WORK REQUEST:
Scan the entries for lines with the word "JSON", then copy those lines.

ENTRIES SHOWN:
● ● ●
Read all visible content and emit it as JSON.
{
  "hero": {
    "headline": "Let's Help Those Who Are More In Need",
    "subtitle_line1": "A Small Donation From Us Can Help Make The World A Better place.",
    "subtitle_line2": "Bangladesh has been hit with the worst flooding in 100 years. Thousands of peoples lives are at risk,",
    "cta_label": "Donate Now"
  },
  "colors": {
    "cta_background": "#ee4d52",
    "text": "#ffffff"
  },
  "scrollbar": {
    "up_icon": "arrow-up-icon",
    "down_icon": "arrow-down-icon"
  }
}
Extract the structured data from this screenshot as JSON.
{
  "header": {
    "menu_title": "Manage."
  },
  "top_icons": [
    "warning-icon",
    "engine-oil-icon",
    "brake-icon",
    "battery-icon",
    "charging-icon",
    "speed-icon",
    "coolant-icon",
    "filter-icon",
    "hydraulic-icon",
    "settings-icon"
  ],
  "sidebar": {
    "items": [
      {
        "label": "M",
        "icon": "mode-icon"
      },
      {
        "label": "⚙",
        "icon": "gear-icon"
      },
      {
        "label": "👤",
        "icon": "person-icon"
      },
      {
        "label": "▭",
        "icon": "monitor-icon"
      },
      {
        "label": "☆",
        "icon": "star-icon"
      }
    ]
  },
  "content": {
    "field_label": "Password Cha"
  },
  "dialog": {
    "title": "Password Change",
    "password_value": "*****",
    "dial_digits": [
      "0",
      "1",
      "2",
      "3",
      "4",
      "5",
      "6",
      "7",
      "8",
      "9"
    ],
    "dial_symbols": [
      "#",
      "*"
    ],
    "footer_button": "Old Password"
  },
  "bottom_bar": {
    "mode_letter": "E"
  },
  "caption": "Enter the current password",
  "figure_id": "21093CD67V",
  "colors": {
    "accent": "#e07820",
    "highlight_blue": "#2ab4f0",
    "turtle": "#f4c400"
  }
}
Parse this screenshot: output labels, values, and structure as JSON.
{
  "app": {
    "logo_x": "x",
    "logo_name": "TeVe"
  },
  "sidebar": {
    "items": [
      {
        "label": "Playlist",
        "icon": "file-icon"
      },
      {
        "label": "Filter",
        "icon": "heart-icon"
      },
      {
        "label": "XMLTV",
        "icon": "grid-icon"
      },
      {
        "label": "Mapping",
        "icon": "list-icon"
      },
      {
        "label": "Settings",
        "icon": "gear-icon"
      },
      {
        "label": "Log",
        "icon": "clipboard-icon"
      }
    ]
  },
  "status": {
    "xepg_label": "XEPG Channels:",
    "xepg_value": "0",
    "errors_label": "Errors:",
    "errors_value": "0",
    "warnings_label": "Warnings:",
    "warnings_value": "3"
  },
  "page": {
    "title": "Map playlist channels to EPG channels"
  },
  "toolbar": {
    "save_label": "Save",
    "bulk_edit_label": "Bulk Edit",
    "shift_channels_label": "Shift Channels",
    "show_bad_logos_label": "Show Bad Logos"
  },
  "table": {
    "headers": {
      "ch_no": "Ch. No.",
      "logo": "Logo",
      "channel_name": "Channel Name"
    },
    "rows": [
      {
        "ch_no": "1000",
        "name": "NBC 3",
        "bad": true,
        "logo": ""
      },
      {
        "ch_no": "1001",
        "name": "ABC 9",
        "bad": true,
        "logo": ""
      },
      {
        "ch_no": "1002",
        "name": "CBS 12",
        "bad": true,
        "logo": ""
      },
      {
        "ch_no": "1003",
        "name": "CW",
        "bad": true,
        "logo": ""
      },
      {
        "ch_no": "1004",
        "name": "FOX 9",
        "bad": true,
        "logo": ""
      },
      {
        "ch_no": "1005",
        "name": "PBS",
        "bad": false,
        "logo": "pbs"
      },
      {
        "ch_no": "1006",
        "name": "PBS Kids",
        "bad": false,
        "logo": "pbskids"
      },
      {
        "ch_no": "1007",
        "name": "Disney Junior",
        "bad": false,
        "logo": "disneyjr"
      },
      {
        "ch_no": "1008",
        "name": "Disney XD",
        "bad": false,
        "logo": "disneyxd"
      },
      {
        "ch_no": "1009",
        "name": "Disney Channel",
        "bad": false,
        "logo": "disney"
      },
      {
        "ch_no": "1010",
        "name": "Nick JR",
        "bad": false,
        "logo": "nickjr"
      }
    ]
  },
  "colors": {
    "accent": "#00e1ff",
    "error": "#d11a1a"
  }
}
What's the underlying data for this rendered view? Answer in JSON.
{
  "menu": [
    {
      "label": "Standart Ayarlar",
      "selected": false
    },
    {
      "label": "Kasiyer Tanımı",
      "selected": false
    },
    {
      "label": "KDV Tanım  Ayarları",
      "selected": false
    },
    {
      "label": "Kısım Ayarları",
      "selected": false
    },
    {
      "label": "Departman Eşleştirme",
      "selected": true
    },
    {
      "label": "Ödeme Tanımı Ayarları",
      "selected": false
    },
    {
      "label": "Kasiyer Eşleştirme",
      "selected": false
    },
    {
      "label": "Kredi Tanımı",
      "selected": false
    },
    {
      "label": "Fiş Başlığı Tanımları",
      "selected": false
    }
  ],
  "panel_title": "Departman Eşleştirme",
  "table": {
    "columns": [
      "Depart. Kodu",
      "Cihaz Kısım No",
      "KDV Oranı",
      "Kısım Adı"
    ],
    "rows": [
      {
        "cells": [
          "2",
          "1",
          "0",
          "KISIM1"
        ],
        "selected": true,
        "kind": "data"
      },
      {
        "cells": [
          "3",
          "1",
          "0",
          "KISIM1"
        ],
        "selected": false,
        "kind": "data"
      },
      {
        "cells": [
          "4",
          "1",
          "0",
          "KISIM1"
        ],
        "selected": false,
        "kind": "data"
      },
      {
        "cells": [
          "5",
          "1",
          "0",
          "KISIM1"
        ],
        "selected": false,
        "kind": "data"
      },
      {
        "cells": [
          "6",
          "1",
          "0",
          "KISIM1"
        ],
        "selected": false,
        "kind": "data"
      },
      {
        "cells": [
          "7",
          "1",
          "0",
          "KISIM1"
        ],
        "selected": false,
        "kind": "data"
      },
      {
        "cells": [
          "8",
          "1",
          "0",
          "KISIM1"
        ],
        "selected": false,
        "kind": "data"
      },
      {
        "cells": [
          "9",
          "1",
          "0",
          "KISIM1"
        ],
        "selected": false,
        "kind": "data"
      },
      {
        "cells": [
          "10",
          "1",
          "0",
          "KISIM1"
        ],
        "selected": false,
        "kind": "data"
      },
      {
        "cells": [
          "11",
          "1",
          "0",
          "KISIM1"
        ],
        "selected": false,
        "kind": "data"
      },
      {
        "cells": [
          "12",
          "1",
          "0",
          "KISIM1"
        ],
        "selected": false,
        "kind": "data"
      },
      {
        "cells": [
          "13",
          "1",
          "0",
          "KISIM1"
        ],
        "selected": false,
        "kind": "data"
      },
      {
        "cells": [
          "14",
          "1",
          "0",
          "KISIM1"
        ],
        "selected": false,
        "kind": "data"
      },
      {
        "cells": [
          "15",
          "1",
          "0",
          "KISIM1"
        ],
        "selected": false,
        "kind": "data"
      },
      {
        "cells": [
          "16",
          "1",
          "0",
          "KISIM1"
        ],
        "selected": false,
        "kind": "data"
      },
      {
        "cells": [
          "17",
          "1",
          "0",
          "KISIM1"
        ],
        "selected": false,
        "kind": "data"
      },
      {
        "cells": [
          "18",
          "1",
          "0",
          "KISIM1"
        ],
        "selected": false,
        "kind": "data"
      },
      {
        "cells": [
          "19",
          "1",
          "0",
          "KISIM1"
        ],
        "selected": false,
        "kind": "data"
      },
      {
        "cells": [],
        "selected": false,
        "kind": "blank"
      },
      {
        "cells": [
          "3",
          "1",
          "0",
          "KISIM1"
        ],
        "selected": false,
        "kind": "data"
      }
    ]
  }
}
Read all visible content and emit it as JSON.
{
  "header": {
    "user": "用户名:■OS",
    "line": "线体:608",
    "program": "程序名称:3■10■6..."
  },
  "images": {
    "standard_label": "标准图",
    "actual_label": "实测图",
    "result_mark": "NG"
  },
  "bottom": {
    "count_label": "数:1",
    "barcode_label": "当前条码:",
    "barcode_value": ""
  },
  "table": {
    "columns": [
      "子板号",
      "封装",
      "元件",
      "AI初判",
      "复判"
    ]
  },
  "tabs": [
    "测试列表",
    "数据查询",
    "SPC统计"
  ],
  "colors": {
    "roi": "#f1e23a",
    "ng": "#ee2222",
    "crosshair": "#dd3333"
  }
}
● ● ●
ANSWER:
Read all visible content and emit it as JSON.
Extract the structured data from this screenshot as JSON.
Parse this screenshot: output labels, values, and structure as JSON.
What's the underlying data for this rendered view? Answer in JSON.
Read all visible content and emit it as JSON.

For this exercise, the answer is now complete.